WHAT TO PRODUCE -
Would you copy each line of the data below that has "memory"?

######

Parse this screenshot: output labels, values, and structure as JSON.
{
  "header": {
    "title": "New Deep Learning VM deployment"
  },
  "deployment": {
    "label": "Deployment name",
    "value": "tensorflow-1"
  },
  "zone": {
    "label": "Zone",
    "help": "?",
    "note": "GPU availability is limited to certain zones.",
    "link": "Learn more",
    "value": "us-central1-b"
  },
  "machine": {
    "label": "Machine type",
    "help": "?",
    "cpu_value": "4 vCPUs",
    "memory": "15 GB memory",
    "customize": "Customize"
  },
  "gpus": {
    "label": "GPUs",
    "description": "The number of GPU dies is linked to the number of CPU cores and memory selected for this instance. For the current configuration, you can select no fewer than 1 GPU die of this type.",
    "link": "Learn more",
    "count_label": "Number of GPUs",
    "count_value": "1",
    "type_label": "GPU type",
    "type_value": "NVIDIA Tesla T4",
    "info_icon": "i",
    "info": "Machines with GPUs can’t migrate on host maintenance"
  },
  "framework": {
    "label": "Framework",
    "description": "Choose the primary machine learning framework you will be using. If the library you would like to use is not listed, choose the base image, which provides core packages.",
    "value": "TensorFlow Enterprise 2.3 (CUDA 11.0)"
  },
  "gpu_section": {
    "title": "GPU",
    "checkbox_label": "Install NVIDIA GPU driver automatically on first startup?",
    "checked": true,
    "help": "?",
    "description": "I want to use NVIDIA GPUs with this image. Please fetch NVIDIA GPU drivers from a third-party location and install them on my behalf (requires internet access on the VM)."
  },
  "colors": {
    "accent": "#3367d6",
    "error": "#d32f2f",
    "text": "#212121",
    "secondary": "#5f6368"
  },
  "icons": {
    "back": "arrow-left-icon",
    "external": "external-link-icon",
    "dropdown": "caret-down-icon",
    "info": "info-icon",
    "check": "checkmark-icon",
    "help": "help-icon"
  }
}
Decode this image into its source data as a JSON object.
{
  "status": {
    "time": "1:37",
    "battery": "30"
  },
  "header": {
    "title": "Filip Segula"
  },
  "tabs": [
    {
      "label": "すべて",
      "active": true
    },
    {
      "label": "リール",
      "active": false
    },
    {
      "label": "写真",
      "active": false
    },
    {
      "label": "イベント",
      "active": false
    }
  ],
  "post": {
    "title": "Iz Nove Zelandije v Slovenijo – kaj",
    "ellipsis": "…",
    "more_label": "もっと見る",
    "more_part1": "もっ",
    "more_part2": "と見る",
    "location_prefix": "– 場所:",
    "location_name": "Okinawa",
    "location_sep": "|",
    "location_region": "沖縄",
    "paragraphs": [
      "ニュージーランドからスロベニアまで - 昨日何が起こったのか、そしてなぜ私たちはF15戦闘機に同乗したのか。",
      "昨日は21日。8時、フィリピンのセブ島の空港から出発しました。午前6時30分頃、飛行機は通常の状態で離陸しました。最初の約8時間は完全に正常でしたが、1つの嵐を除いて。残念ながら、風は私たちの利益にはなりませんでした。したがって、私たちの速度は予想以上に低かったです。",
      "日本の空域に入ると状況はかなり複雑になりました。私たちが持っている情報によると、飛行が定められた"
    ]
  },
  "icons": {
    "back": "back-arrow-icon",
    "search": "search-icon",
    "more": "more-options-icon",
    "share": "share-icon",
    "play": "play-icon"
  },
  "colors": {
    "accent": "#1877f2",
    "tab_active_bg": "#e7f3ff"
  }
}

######

WRITTEN SOLUTION -
    "memory": "15 GB memory",
    "description": "The number of GPU dies is linked to the number of CPU cores and memory selected for this instance. For the current configuration, you can select no fewer than 1 GPU die of this type.",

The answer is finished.